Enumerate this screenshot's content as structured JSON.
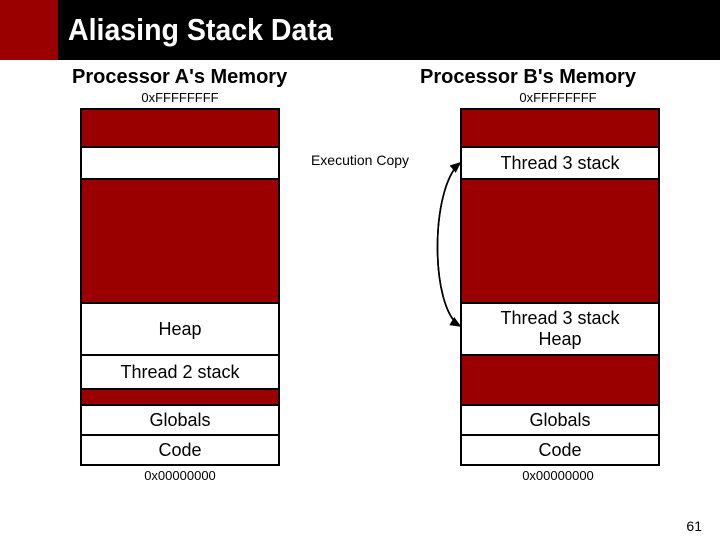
{
  "title": "Aliasing Stack Data",
  "procA": {
    "header": "Processor A's Memory",
    "top_addr": "0xFFFFFFFF",
    "bottom_addr": "0x00000000",
    "segments": {
      "heap": "Heap",
      "t2stack": "Thread 2 stack",
      "globals": "Globals",
      "code": "Code"
    }
  },
  "procB": {
    "header": "Processor B's Memory",
    "top_addr": "0xFFFFFFFF",
    "bottom_addr": "0x00000000",
    "segments": {
      "t3stack": "Thread 3 stack",
      "t3heap_line1": "Thread 3 stack",
      "t3heap_line2": "Heap",
      "globals": "Globals",
      "code": "Code"
    }
  },
  "exec_copy": "Execution Copy",
  "page_number": "61"
}
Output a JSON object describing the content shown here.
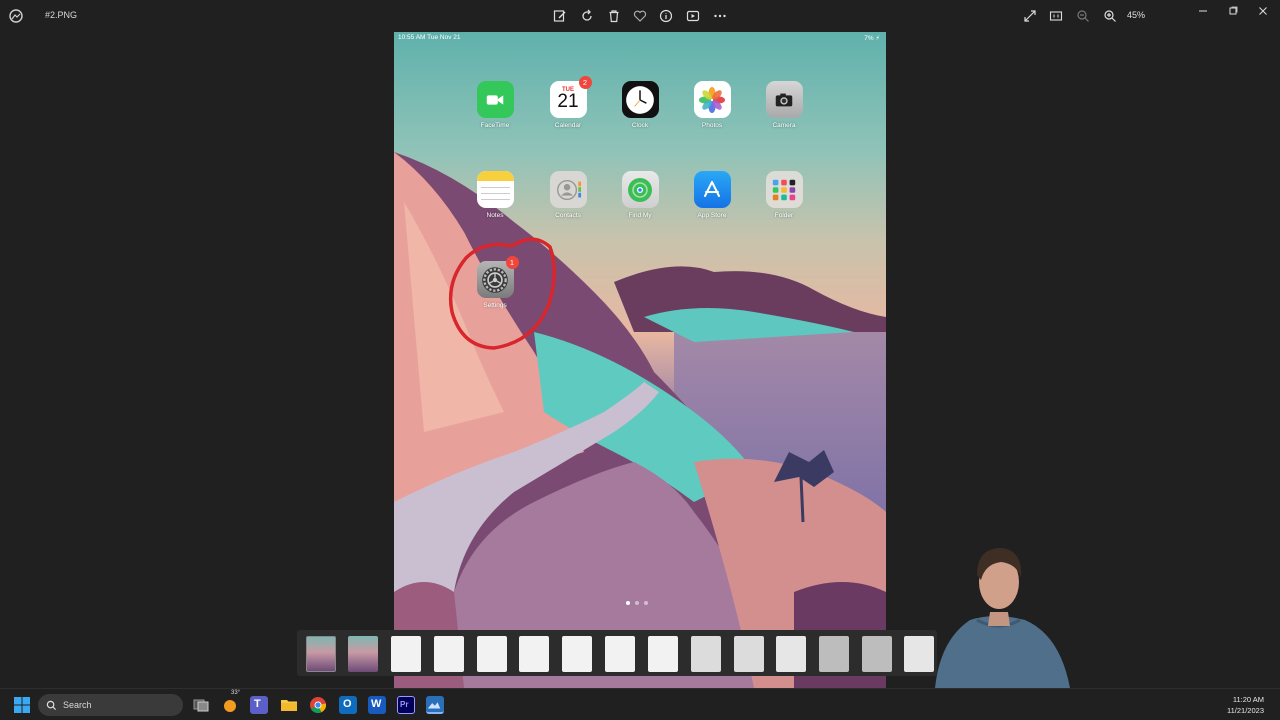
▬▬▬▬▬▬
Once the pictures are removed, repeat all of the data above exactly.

The completed task:
Enumerate this screenshot's content as structured JSON.
{
  "title": "Aliasing Stack Data",
  "procA": {
    "header": "Processor A's Memory",
    "top_addr": "0xFFFFFFFF",
    "bottom_addr": "0x00000000",
    "segments": {
      "heap": "Heap",
      "t2stack": "Thread 2 stack",
      "globals": "Globals",
      "code": "Code"
    }
  },
  "procB": {
    "header": "Processor B's Memory",
    "top_addr": "0xFFFFFFFF",
    "bottom_addr": "0x00000000",
    "segments": {
      "t3stack": "Thread 3 stack",
      "t3heap_line1": "Thread 3 stack",
      "t3heap_line2": "Heap",
      "globals": "Globals",
      "code": "Code"
    }
  },
  "exec_copy": "Execution Copy",
  "page_number": "61"
}
Output a JSON object describing the content shown here.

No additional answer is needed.